5 comments:

Michael W. Dean said...

Cool!

I'm reading "Modern Shotgunning" by Dave Henderson.


Michael W. Dean

wordkyle said...

Excellent, thanks for the comment. Another advantage of having a shotgun for home defense is there is less penetration through walls, minimizing collateral damage when and if it's used.

[Note to other readers: Go back through the list of books on filmmaking.]

lovelit said...

Wow, my reading over the last 18 months is seriously dwarfed by yours! Although I don't much care for the self-help books I love the writing books...'On Writing' is one I pick up every few months to remind myself of how much I like King and how I should at least try to write that first short story or novel...one day! And awesome to see that you loved HP...anyone who enjoys a good story has got to love it:)

I read your comments on the Wise Co. blog and agree with you 99 percent of the time. Your answers are way more researched and eloquent re: politics than mine will probably ever be...your passion is appreciated!

wordkyle said...

Thanks for the nice comments. I have to brace myself whenever someone says they read my comments in Liberally Lean. LOL

I read Salem's Lot when it first came out in paperback, about 1976. I've enjoyed most of Stephen King's work since then. I knew a lot of the information in his book, but there were some details that I hadn't known. Not the best book on writing, maybe, but the opinions of someone who knows what he's doing.

My vote for the best writing book would be Dwight Swain's Techniques of the Selling Writer (if you can find a copy.) It's a direct ancestor of Bickham's book I mentioned in the post. Great nuts-and-bolts stuff.

Again, I appreciate your kind remarks.

AnObiter said...

Freakonomics -- great read. As for the rest of your list? My Critical Thinkers' Book Club wasn't too sad over my resignation a couple of months ago; my "critical" content focus was too heady for them. They'd choke on their bruschetta if they saw your reading list! lol

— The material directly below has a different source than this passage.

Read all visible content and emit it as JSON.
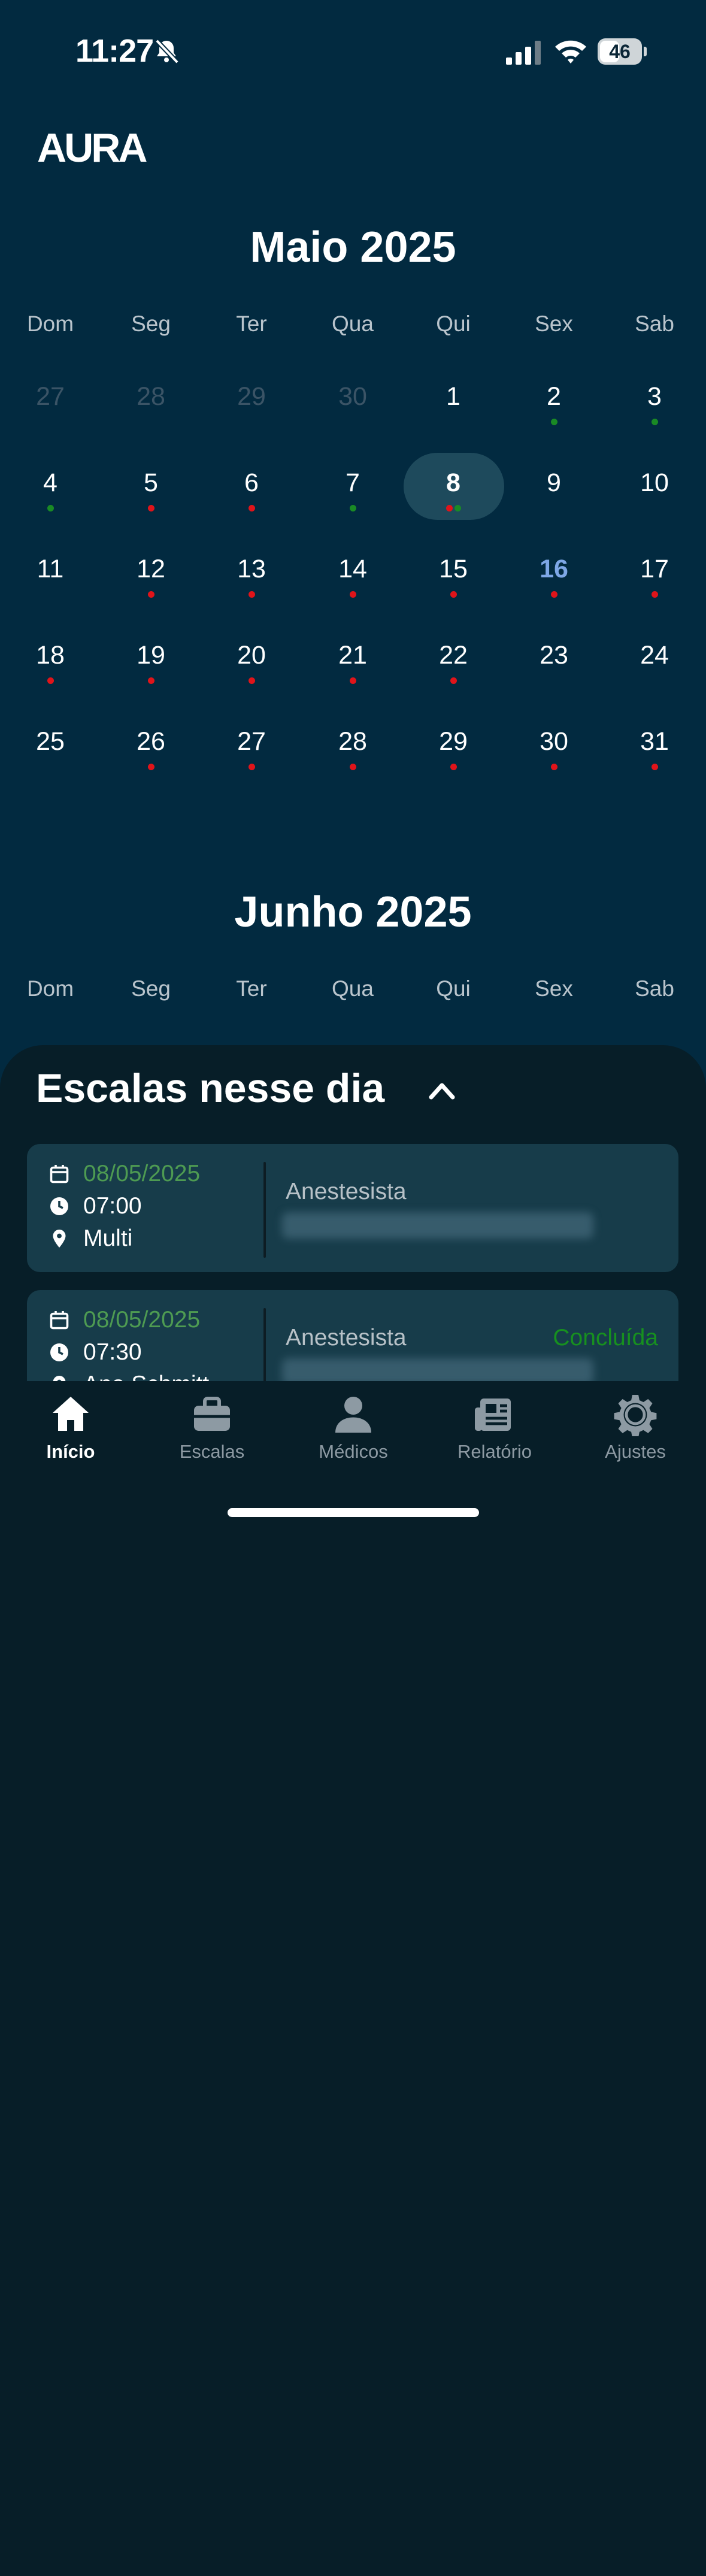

Feeding the mind is a good past time though...and I LOVE your posts on LL; insightful, correct and around there? Brave. ;)

Keep it up.